## Exercise
The required result is the number of lines below that hold the word "enter", stated without anything else.

=== Begin Enclosure ===

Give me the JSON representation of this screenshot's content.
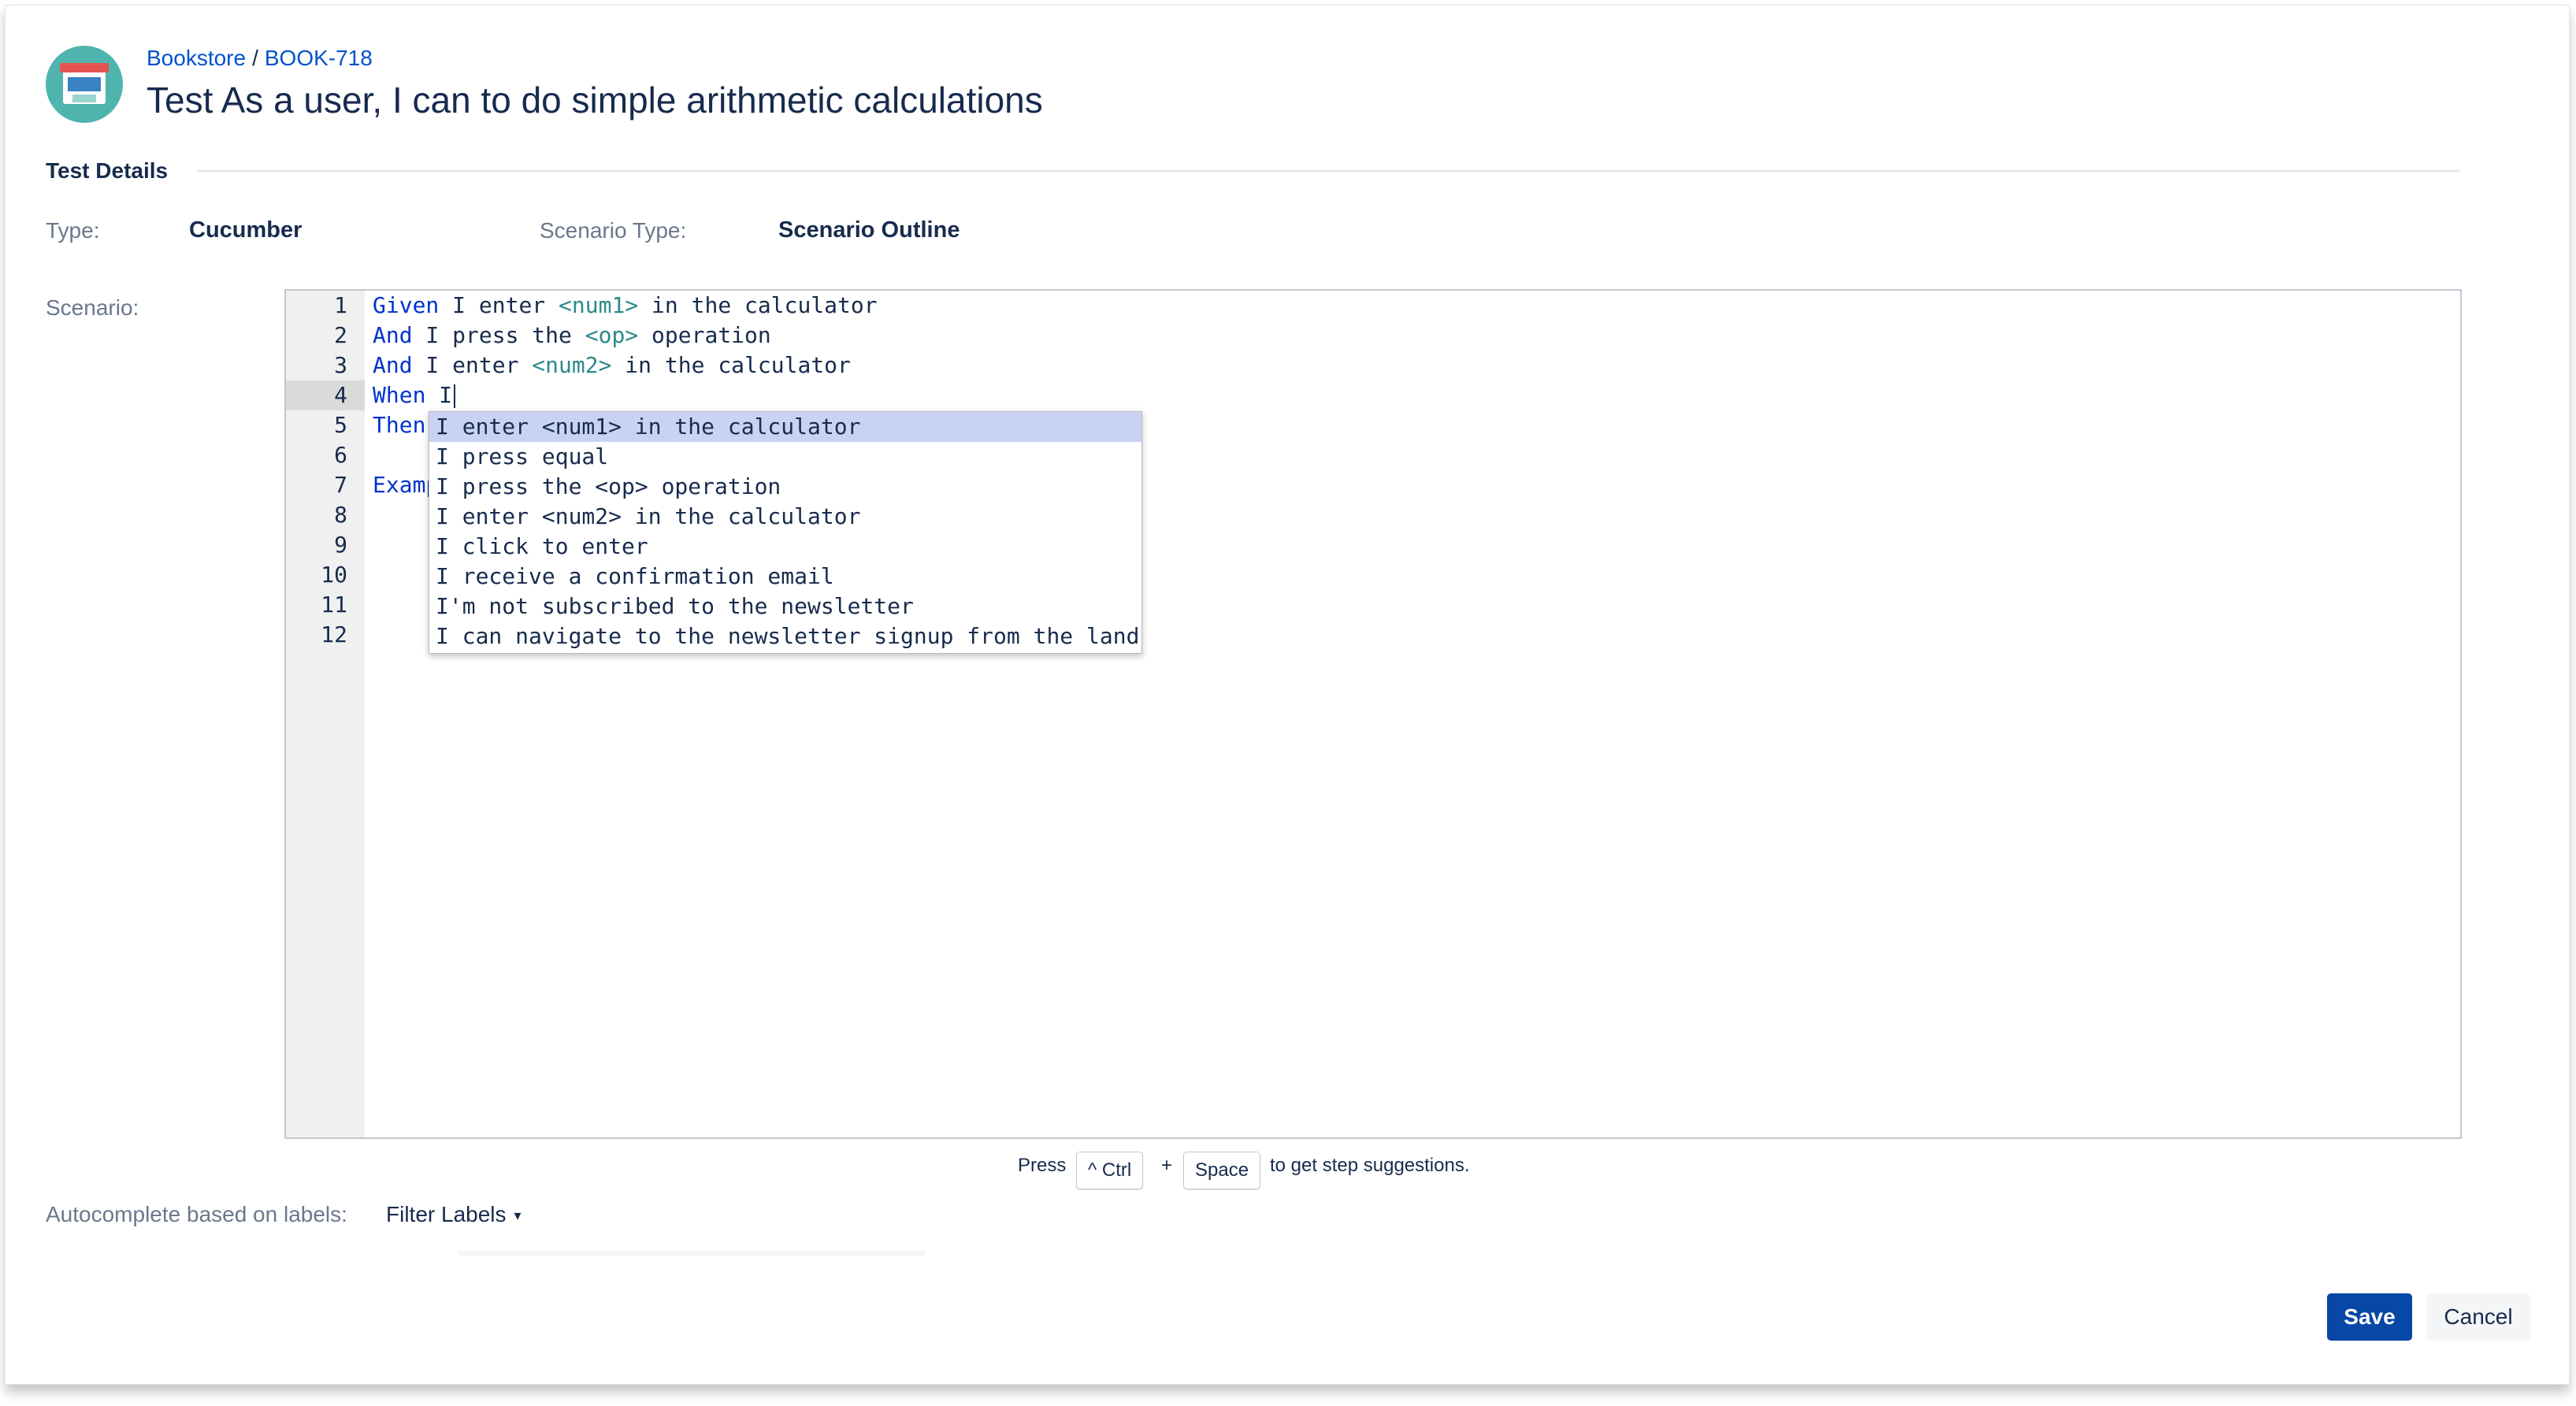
{
  "breadcrumb": {
    "project": "Bookstore",
    "separator": "/",
    "issue_key": "BOOK-718"
  },
  "title": "Test As a user, I can to do simple arithmetic calculations",
  "section": {
    "title": "Test Details"
  },
  "fields": {
    "type_label": "Type:",
    "type_value": "Cucumber",
    "scenario_type_label": "Scenario Type:",
    "scenario_type_value": "Scenario Outline",
    "scenario_label": "Scenario:"
  },
  "editor": {
    "active_line": 4,
    "lines": [
      {
        "n": "1",
        "parts": [
          {
            "t": "Given",
            "c": "kw"
          },
          {
            "t": " I enter ",
            "c": ""
          },
          {
            "t": "<num1>",
            "c": "param"
          },
          {
            "t": " in the calculator",
            "c": ""
          }
        ]
      },
      {
        "n": "2",
        "parts": [
          {
            "t": "And",
            "c": "kw"
          },
          {
            "t": " I press the ",
            "c": ""
          },
          {
            "t": "<op>",
            "c": "param"
          },
          {
            "t": " operation",
            "c": ""
          }
        ]
      },
      {
        "n": "3",
        "parts": [
          {
            "t": "And",
            "c": "kw"
          },
          {
            "t": " I enter ",
            "c": ""
          },
          {
            "t": "<num2>",
            "c": "param"
          },
          {
            "t": " in the calculator",
            "c": ""
          }
        ]
      },
      {
        "n": "4",
        "parts": [
          {
            "t": "When",
            "c": "kw"
          },
          {
            "t": " I",
            "c": ""
          }
        ]
      },
      {
        "n": "5",
        "parts": [
          {
            "t": "Then",
            "c": "kw"
          }
        ]
      },
      {
        "n": "6",
        "parts": []
      },
      {
        "n": "7",
        "parts": [
          {
            "t": "Examp",
            "c": "kw"
          }
        ]
      },
      {
        "n": "8",
        "parts": []
      },
      {
        "n": "9",
        "parts": []
      },
      {
        "n": "10",
        "parts": []
      },
      {
        "n": "11",
        "parts": []
      },
      {
        "n": "12",
        "parts": []
      }
    ]
  },
  "autocomplete": {
    "selected_index": 0,
    "items": [
      "I enter <num1> in the calculator",
      "I press equal",
      "I press the <op> operation",
      "I enter <num2> in the calculator",
      "I click to enter",
      "I receive a confirmation email",
      "I'm not subscribed to the newsletter",
      "I can navigate to the newsletter signup from the land"
    ]
  },
  "hint": {
    "press": "Press",
    "ctrl_key": "^ Ctrl",
    "plus": "+",
    "space_key": "Space",
    "suffix": "to get step suggestions."
  },
  "labels_filter": {
    "label": "Autocomplete based on labels:",
    "button": "Filter Labels",
    "caret_icon": "▾"
  },
  "actions": {
    "save": "Save",
    "cancel": "Cancel"
  },
  "colors": {
    "accent": "#0747a6",
    "link": "#0052cc",
    "avatar": "#4fb4ad",
    "keyword": "#0033cc",
    "param": "#2d8a8a",
    "selection": "#c9d2f4"
  }
}
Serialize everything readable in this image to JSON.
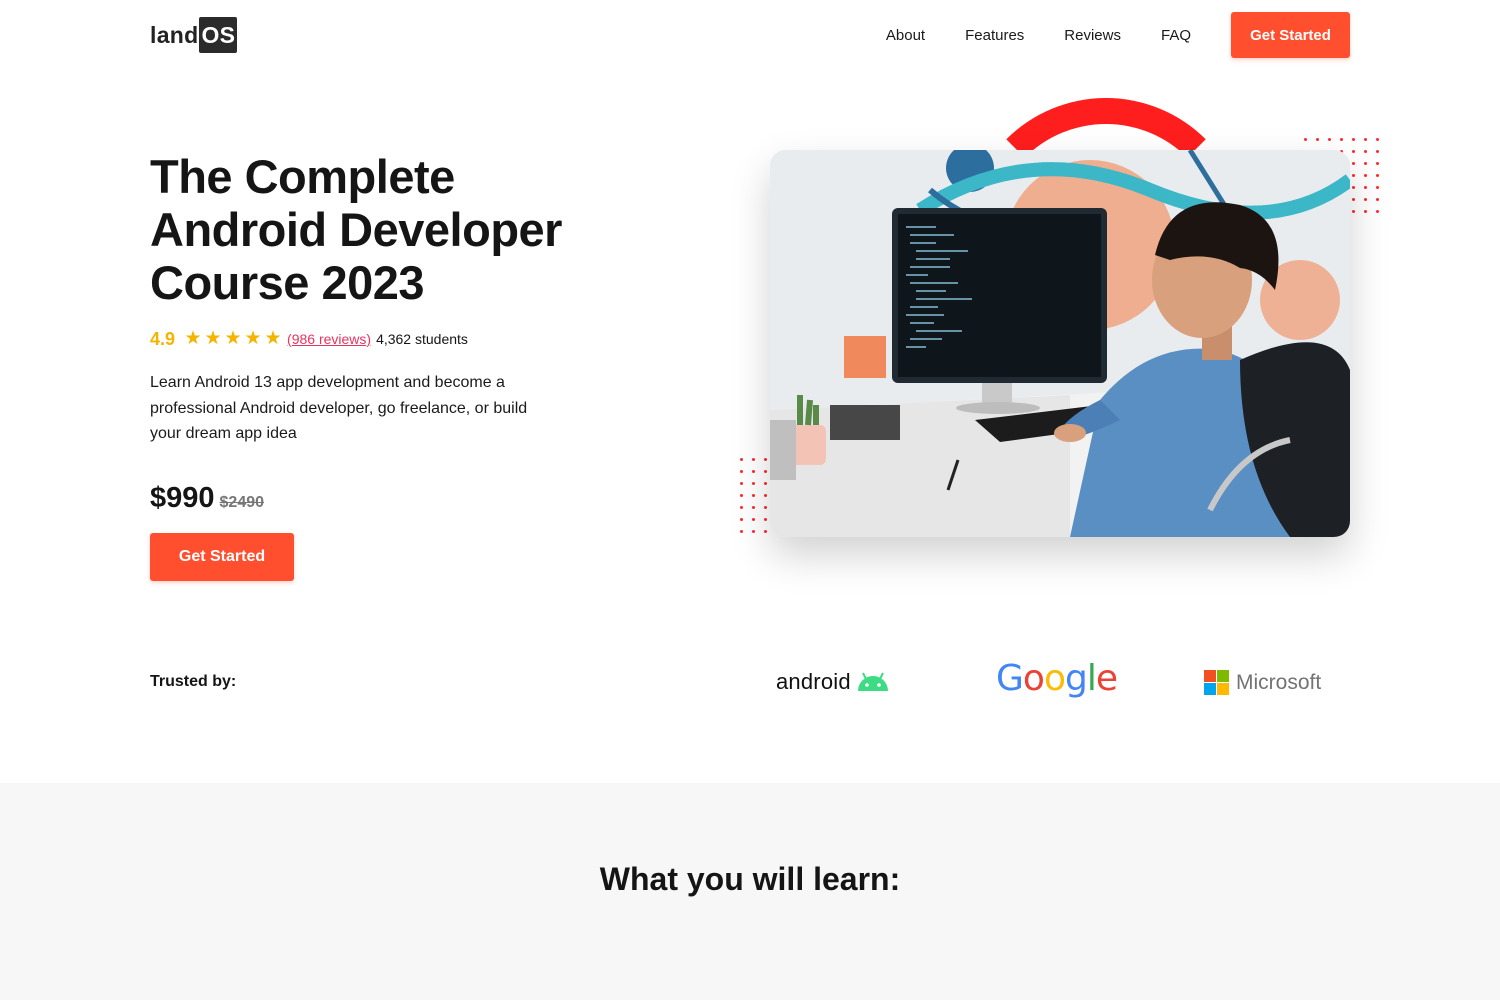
{
  "header": {
    "logo_land": "land",
    "logo_os": "OS",
    "nav": [
      "About",
      "Features",
      "Reviews",
      "FAQ"
    ],
    "cta": "Get Started"
  },
  "hero": {
    "title": "The Complete Android Developer Course 2023",
    "rating": "4.9",
    "stars": 5,
    "reviews": "(986 reviews)",
    "students": "4,362 students",
    "description": "Learn Android 13 app development and become a professional Android developer, go freelance, or build your dream app idea",
    "price": "$990",
    "old_price": "$2490",
    "cta": "Get Started"
  },
  "trusted": {
    "label": "Trusted by:",
    "brands": [
      "android",
      "Google",
      "Microsoft"
    ]
  },
  "learn": {
    "title": "What you will learn:"
  },
  "colors": {
    "accent": "#ff4f2e",
    "star": "#f4b400",
    "link": "#e8345f",
    "arc": "#ff1e1e"
  }
}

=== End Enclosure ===

## Answer
5